Published on March 21st, 2013 | by admin0
Technologies Warning Us of Emergencies
Being able to predict an emergency can save thousands of lives and countless millions of dollars, if it is done with enough time to spare before a coming storm. New technology is available that helps to monitor certain weather and geographic conditions in order to determine if there is a need to evacuate or fortify an area.
Social Media Tests
It is no surprise that more people get their news from Facebook and Twitter than any other source. Disaster preparation agencies have capitalized upon the social media trends by launching their own apps and broadcasts so that anyone can easily get emergency updates on their account. For example, the city of Houston has used hashtags for their social media accounts in order to circulate information about weather and possible hazards. Tags like #poweroutage and #debris informs citizens of the complications if they venture from their home in the aftermath of a tornado or a hurricane.
Smart Phones, Smart Preparation
Since the average person will look at their phone over one hundred times per day, why not put that to good use with the ability to monitor and track upcoming storms. A quick response or QR code is a two-dimension code that can be scanned on a smart phone in order to get information. Smart phone users have seen these tags before at stores, in magazines, or on advertisements that promise more info. Community preparation organizations in Virginia are now using QR codes that are posted on their site as well as handed out to areas like hotels so that users can scan a tag and instantly get information or warnings about weather.
Modeling a Hurricane
The National Weather Service recently set a goal to have a better forecast of hurricanes, wanting to increase their accuracy on size and landings by twenty percent in five years and fifty percent in ten years. Simulations of hurricanes are by no means new, but now for the first time it is possible to directly upload the information that a plane or satellite sends into a simulation. The planes that flew into Hurricane Irene and Hurricane Sandy were able to upload the forecasts of the storm twenty-four hours earlier with greater accuracy. This has doubled the response time for hurricane preparation from a decade ago. Information points like temperature, humidity, and wind can all be uploaded as soon as they are recorded.

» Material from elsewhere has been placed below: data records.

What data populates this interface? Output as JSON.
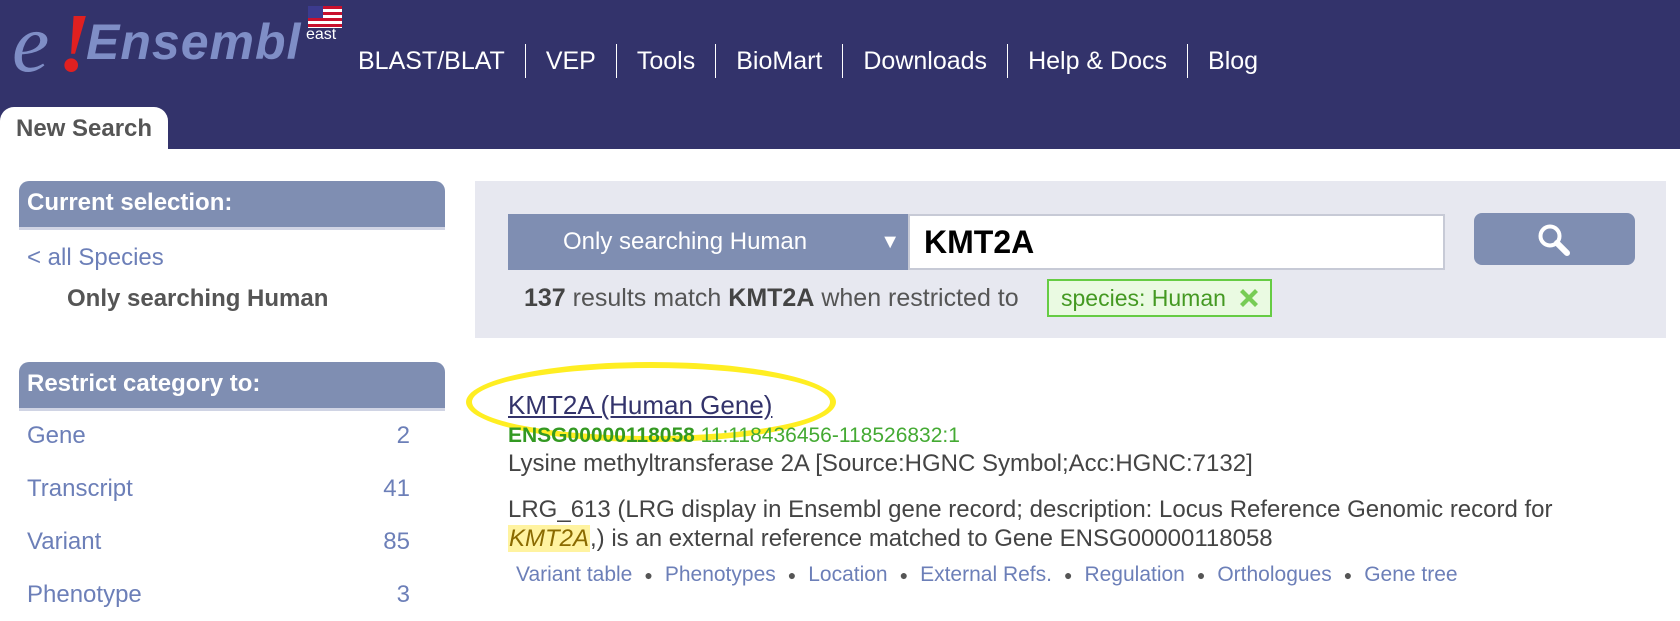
{
  "brand": {
    "logo_e": "e",
    "logo_bang": "!",
    "logo_word": "Ensembl",
    "region": "east"
  },
  "nav": [
    "BLAST/BLAT",
    "VEP",
    "Tools",
    "BioMart",
    "Downloads",
    "Help & Docs",
    "Blog"
  ],
  "tab": "New Search",
  "sidebar": {
    "current_selection_title": "Current selection:",
    "all_species_link": "< all Species",
    "only_searching": "Only searching Human",
    "restrict_title": "Restrict category to:",
    "categories": [
      {
        "label": "Gene",
        "count": "2"
      },
      {
        "label": "Transcript",
        "count": "41"
      },
      {
        "label": "Variant",
        "count": "85"
      },
      {
        "label": "Phenotype",
        "count": "3"
      }
    ]
  },
  "search": {
    "species_select": "Only searching Human",
    "arrow": "▼",
    "query": "KMT2A",
    "results_count": "137",
    "results_text_1": " results match ",
    "results_term": "KMT2A",
    "results_text_2": " when restricted to",
    "filter_chip": "species: Human"
  },
  "result": {
    "title": "KMT2A (Human Gene)",
    "stable_id": "ENSG00000118058",
    "location": "11:118436456-118526832:1",
    "description": "Lysine methyltransferase 2A [Source:HGNC Symbol;Acc:HGNC:7132]",
    "lrg_text_1": "LRG_613 (LRG display in Ensembl gene record; description: Locus Reference Genomic record for ",
    "lrg_highlight": "KMT2A",
    "lrg_text_2": ",) is an external reference matched to Gene ENSG00000118058",
    "sublinks": [
      "Variant table",
      "Phenotypes",
      "Location",
      "External Refs.",
      "Regulation",
      "Orthologues",
      "Gene tree"
    ]
  },
  "colors": {
    "masthead": "#33336b",
    "panel": "#7f8eb2",
    "link": "#6c7fb8",
    "highlight_ring": "#ffee22",
    "chip_border": "#66cc44"
  }
}
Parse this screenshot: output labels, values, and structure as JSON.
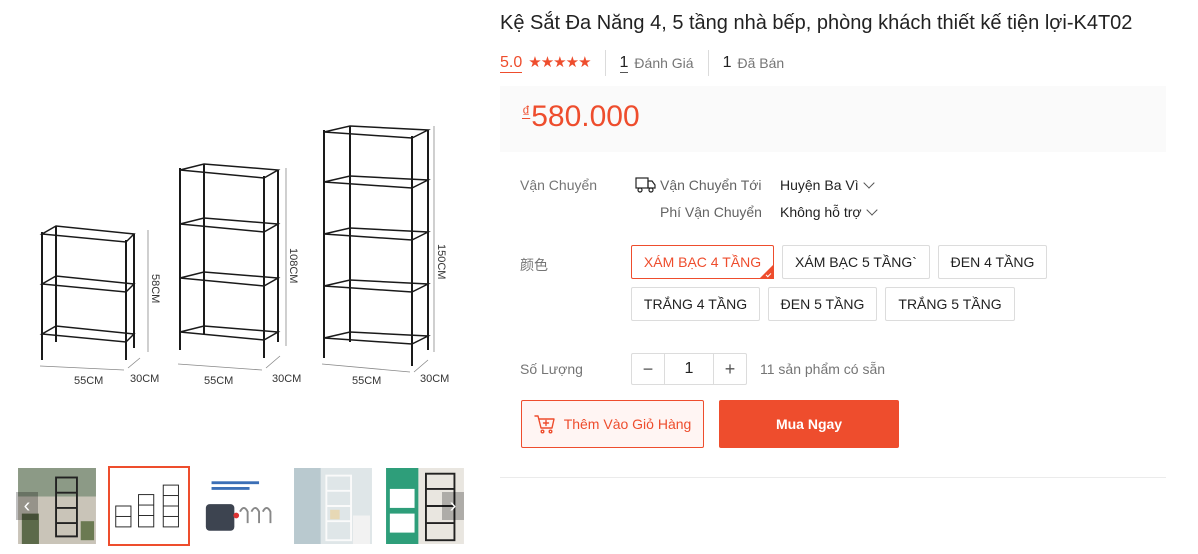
{
  "product": {
    "title": "Kệ Sắt Đa Năng 4, 5 tầng nhà bếp, phòng khách thiết kế tiện lợi-K4T02",
    "rating_score": "5.0",
    "stars": 5,
    "reviews_count": "1",
    "reviews_label": "Đánh Giá",
    "sold_count": "1",
    "sold_label": "Đã Bán",
    "currency": "₫",
    "price": "580.000"
  },
  "gallery": {
    "main_image_labels": {
      "short_height": "58CM",
      "mid_height": "108CM",
      "tall_height": "150CM",
      "width": "55CM",
      "depth": "30CM"
    },
    "thumbnail_count": 5,
    "active_thumbnail": 1
  },
  "shipping": {
    "label": "Vận Chuyển",
    "to_label": "Vận Chuyển Tới",
    "to_value": "Huyện Ba Vì",
    "fee_label": "Phí Vận Chuyển",
    "fee_value": "Không hỗ trợ"
  },
  "variants": {
    "label": "颜色",
    "options": [
      "XÁM BẠC 4 TẦNG",
      "XÁM BẠC 5 TẦNG`",
      "ĐEN 4 TẦNG",
      "TRẮNG 4 TẦNG",
      "ĐEN 5 TẦNG",
      "TRẮNG 5 TẦNG"
    ],
    "selected": "XÁM BẠC 4 TẦNG"
  },
  "quantity": {
    "label": "Số Lượng",
    "value": "1",
    "minus": "−",
    "plus": "+",
    "stock_text": "11 sản phẩm có sẵn"
  },
  "actions": {
    "add_to_cart": "Thêm Vào Giỏ Hàng",
    "buy_now": "Mua Ngay"
  },
  "colors": {
    "accent": "#ee4d2d",
    "price_bg": "#fafafa"
  },
  "icons": {
    "star": "star-icon",
    "truck": "truck-icon",
    "cart": "cart-plus-icon",
    "chevron": "chevron-down-icon",
    "prev": "chevron-left-icon",
    "next": "chevron-right-icon"
  }
}
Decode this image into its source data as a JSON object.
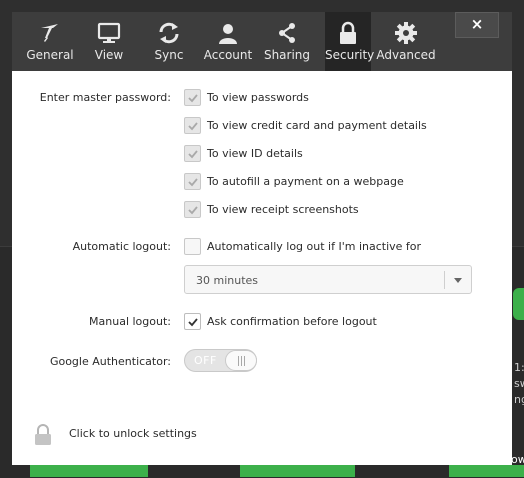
{
  "tabs": [
    {
      "label": "General",
      "icon": "general-icon"
    },
    {
      "label": "View",
      "icon": "monitor-icon"
    },
    {
      "label": "Sync",
      "icon": "sync-icon"
    },
    {
      "label": "Account",
      "icon": "user-icon"
    },
    {
      "label": "Sharing",
      "icon": "share-icon"
    },
    {
      "label": "Security",
      "icon": "lock-icon",
      "active": true
    },
    {
      "label": "Advanced",
      "icon": "gear-icon"
    }
  ],
  "close_label": "×",
  "security": {
    "master_password_label": "Enter master password:",
    "master_password_options": [
      {
        "label": "To view passwords",
        "checked": true,
        "disabled": true
      },
      {
        "label": "To view credit card and payment details",
        "checked": true,
        "disabled": true
      },
      {
        "label": "To view ID details",
        "checked": true,
        "disabled": true
      },
      {
        "label": "To autofill a payment on a webpage",
        "checked": true,
        "disabled": true
      },
      {
        "label": "To view receipt screenshots",
        "checked": true,
        "disabled": true
      }
    ],
    "auto_logout_label": "Automatic logout:",
    "auto_logout_option": {
      "label": "Automatically log out if I'm inactive for",
      "checked": false
    },
    "auto_logout_duration": "30 minutes",
    "manual_logout_label": "Manual logout:",
    "manual_logout_option": {
      "label": "Ask confirmation before logout",
      "checked": true
    },
    "google_auth_label": "Google Authenticator:",
    "google_auth_state": "OFF",
    "unlock_text": "Click to unlock settings"
  },
  "background": {
    "fragments": [
      "1:",
      "sw",
      "ng",
      "ow"
    ]
  },
  "colors": {
    "toolbar": "#3d3d3d",
    "active_tab": "#252525",
    "accent_green": "#3cb04a"
  }
}
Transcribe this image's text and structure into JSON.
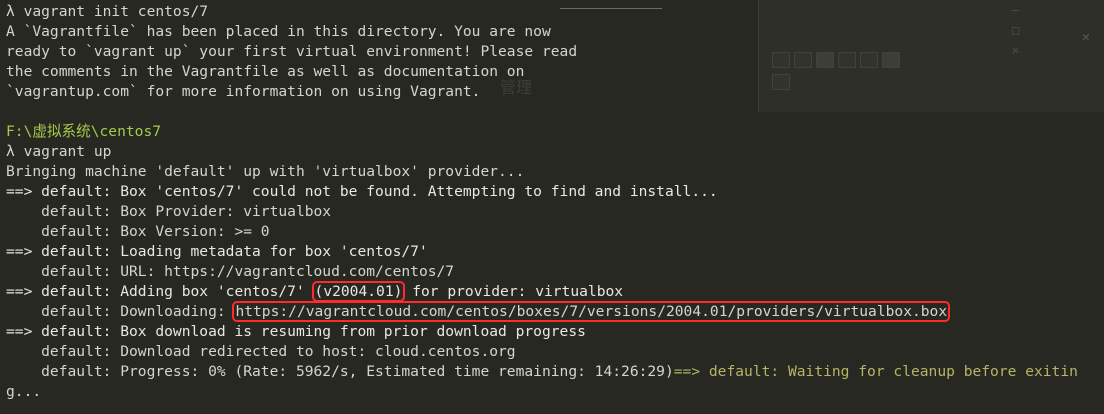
{
  "terminal": {
    "lines": [
      {
        "kind": "prompt-cmd",
        "text": "λ vagrant init centos/7"
      },
      {
        "kind": "out",
        "text": "A `Vagrantfile` has been placed in this directory. You are now"
      },
      {
        "kind": "out",
        "text": "ready to `vagrant up` your first virtual environment! Please read"
      },
      {
        "kind": "out",
        "text": "the comments in the Vagrantfile as well as documentation on"
      },
      {
        "kind": "out",
        "text": "`vagrantup.com` for more information on using Vagrant."
      },
      {
        "kind": "blank",
        "text": ""
      },
      {
        "kind": "prompt-path",
        "text": "F:\\虚拟系统\\centos7"
      },
      {
        "kind": "prompt-cmd",
        "text": "λ vagrant up"
      },
      {
        "kind": "out",
        "text": "Bringing machine 'default' up with 'virtualbox' provider..."
      },
      {
        "kind": "arrow",
        "text": "==> default: Box 'centos/7' could not be found. Attempting to find and install..."
      },
      {
        "kind": "out",
        "text": "    default: Box Provider: virtualbox"
      },
      {
        "kind": "out",
        "text": "    default: Box Version: >= 0"
      },
      {
        "kind": "arrow",
        "text": "==> default: Loading metadata for box 'centos/7'"
      },
      {
        "kind": "out",
        "text": "    default: URL: https://vagrantcloud.com/centos/7"
      }
    ],
    "adding_box": {
      "prefix": "==> default: Adding box 'centos/7' ",
      "version": "(v2004.01)",
      "suffix": " for provider: virtualbox"
    },
    "downloading": {
      "prefix": "    default: Downloading: ",
      "url": "https://vagrantcloud.com/centos/boxes/7/versions/2004.01/providers/virtualbox.box"
    },
    "lines_after": [
      {
        "kind": "arrow",
        "text": "==> default: Box download is resuming from prior download progress"
      },
      {
        "kind": "out",
        "text": "    default: Download redirected to host: cloud.centos.org"
      }
    ],
    "progress": {
      "main": "    default: Progress: 0% (Rate: 5962/s, Estimated time remaining: 14:26:29)",
      "waiting": "==> default: Waiting for cleanup before exitin",
      "wrap": "g..."
    }
  },
  "colors": {
    "background": "#272822",
    "text": "#d5d5cc",
    "path": "#a6c94a",
    "highlight_box": "#ff2b2b"
  }
}
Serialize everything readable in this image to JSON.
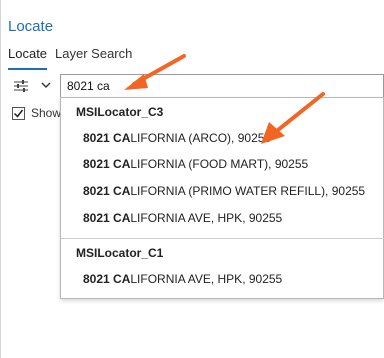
{
  "panel": {
    "title": "Locate"
  },
  "tabs": [
    {
      "label": "Locate",
      "active": true
    },
    {
      "label": "Layer Search",
      "active": false
    }
  ],
  "search": {
    "value": "8021 ca"
  },
  "show_checkbox": {
    "label": "Show",
    "checked": true
  },
  "dropdown": {
    "groups": [
      {
        "name": "MSILocator_C3",
        "items": [
          {
            "match": "8021 CA",
            "rest": "LIFORNIA (ARCO), 90255"
          },
          {
            "match": "8021 CA",
            "rest": "LIFORNIA (FOOD MART), 90255"
          },
          {
            "match": "8021 CA",
            "rest": "LIFORNIA (PRIMO WATER REFILL), 90255"
          },
          {
            "match": "8021 CA",
            "rest": "LIFORNIA AVE, HPK, 90255"
          }
        ]
      },
      {
        "name": "MSILocator_C1",
        "items": [
          {
            "match": "8021 CA",
            "rest": "LIFORNIA AVE, HPK, 90255"
          }
        ]
      }
    ]
  },
  "colors": {
    "accent": "#1e6fb0",
    "annotation_arrow": "#f26522"
  },
  "icons": {
    "options": "sliders-icon",
    "chevron": "chevron-down-icon",
    "check": "checkmark-icon"
  }
}
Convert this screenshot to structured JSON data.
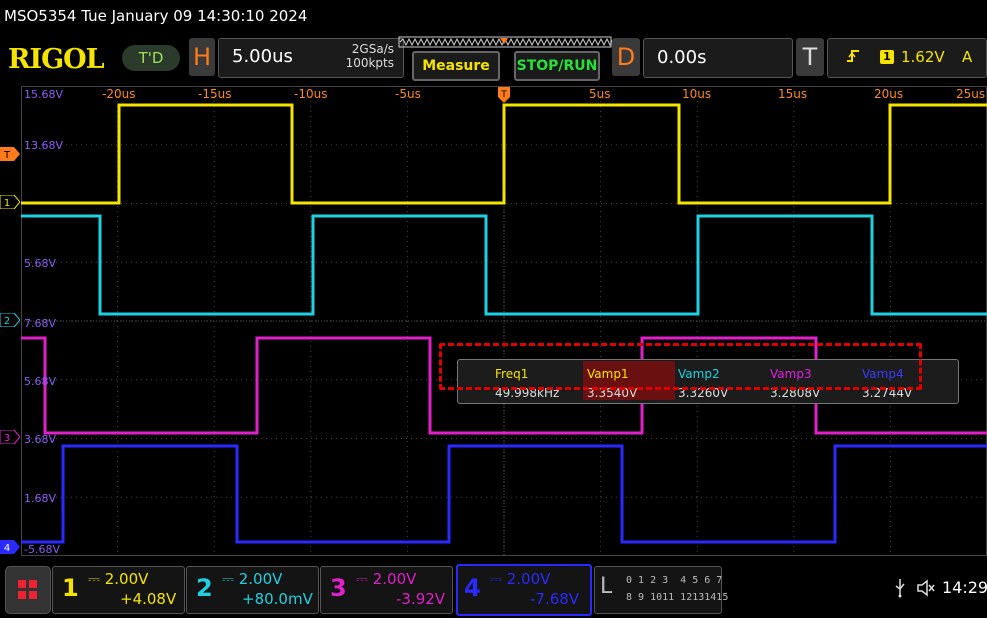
{
  "header": {
    "model_datetime": "MSO5354  Tue January 09 14:30:10 2024",
    "logo": "RIGOL",
    "trigger_status": "T'D"
  },
  "horizontal": {
    "letter": "H",
    "scale": "5.00us",
    "sample_rate": "2GSa/s",
    "mem_depth": "100kpts"
  },
  "buttons": {
    "measure": "Measure",
    "stop_run": "STOP/RUN"
  },
  "delay": {
    "letter": "D",
    "value": "0.00s"
  },
  "trigger": {
    "letter": "T",
    "edge_icon": "rising-edge-icon",
    "source": "1",
    "level": "1.62V",
    "mode": "A"
  },
  "grid": {
    "x_labels": [
      "-20us",
      "-15us",
      "-10us",
      "-5us",
      "5us",
      "10us",
      "15us",
      "20us",
      "25us"
    ],
    "y_labels": [
      "15.68V",
      "13.68V",
      "5.68V",
      "7.68V",
      "5.68V",
      "3.68V",
      "1.68V",
      "-5.68V"
    ]
  },
  "markers": {
    "trigger_level": "T",
    "ch1": "1",
    "ch2": "2",
    "ch3": "3",
    "ch4": "4"
  },
  "measurements": {
    "headers": [
      "Freq1",
      "Vamp1",
      "Vamp2",
      "Vamp3",
      "Vamp4"
    ],
    "values": [
      "49.998kHz",
      "3.3540V",
      "3.3260V",
      "3.2808V",
      "3.2744V"
    ],
    "header_colors": [
      "#f5e400",
      "#f5e400",
      "#20d0e0",
      "#e020e0",
      "#3b3bff"
    ]
  },
  "channels": [
    {
      "num": "1",
      "scale": "2.00V",
      "offset": "+4.08V",
      "color": "#f5e400"
    },
    {
      "num": "2",
      "scale": "2.00V",
      "offset": "+80.0mV",
      "color": "#20d0e0"
    },
    {
      "num": "3",
      "scale": "2.00V",
      "offset": "-3.92V",
      "color": "#e020c8"
    },
    {
      "num": "4",
      "scale": "2.00V",
      "offset": "-7.68V",
      "color": "#2a2aff"
    }
  ],
  "logic": {
    "letter": "L",
    "row1": "0 1 2 3  4 5 6 7",
    "row2": "8 9 1011 12131415"
  },
  "status": {
    "usb_icon": "usb-icon",
    "speaker_icon": "speaker-muted-icon",
    "time": "14:29"
  },
  "colors": {
    "ch1": "#f5e400",
    "ch2": "#20d0e0",
    "ch3": "#e020c8",
    "ch4": "#2a2aff",
    "accent": "#ff7a1a",
    "grid": "#555555"
  }
}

Tornadoes and smaller twisters are some of the most difficult storms to accurately track and predict. What’s more, they can do much more damage than the hurricanes that show up in advance on a regular schedule. Every year as many as five hundred Americans die in tornado-related incidents, compared with only a few dozen who perish from hurricane storms. Now, new technology can create models based on the average amount of rainfall and wind shear as much as a month in advance. Columbia University’s Institute for Climate And Study have used three decades worth of data in order to connect rainfall and wind patterns from several weeks apart. This bridges a hole in forecasting, so that there is a higher probability of knowing when and where a tornado can strike.
Quakes in Advance
Though weather can be a severe drain on lives and finances, no natural disaster compares to the threat of a 7.0 or higher earthquake. Quakes that can level cities are extremely difficult to predict, especially for areas that are removed from fault lines. In 2011, the Japanese earthquakes that killed thousands were detected by a gravity satellite that rotates about the planet at a low trajectory. The pre-shock waves that would trigger the quake were picked up by the satellite, with a disturbance of ten percent of air mass indicating a heavy hit. Though there was not enough time to mitigate the damage in Japan, the future of the technology may be enough to prevent massive shocks from leveling towns.
Author Bio: William Stevens writes in the field of technology. In this article, he describes a few emergency related technologies and aims to encourage further study with a masters in safety.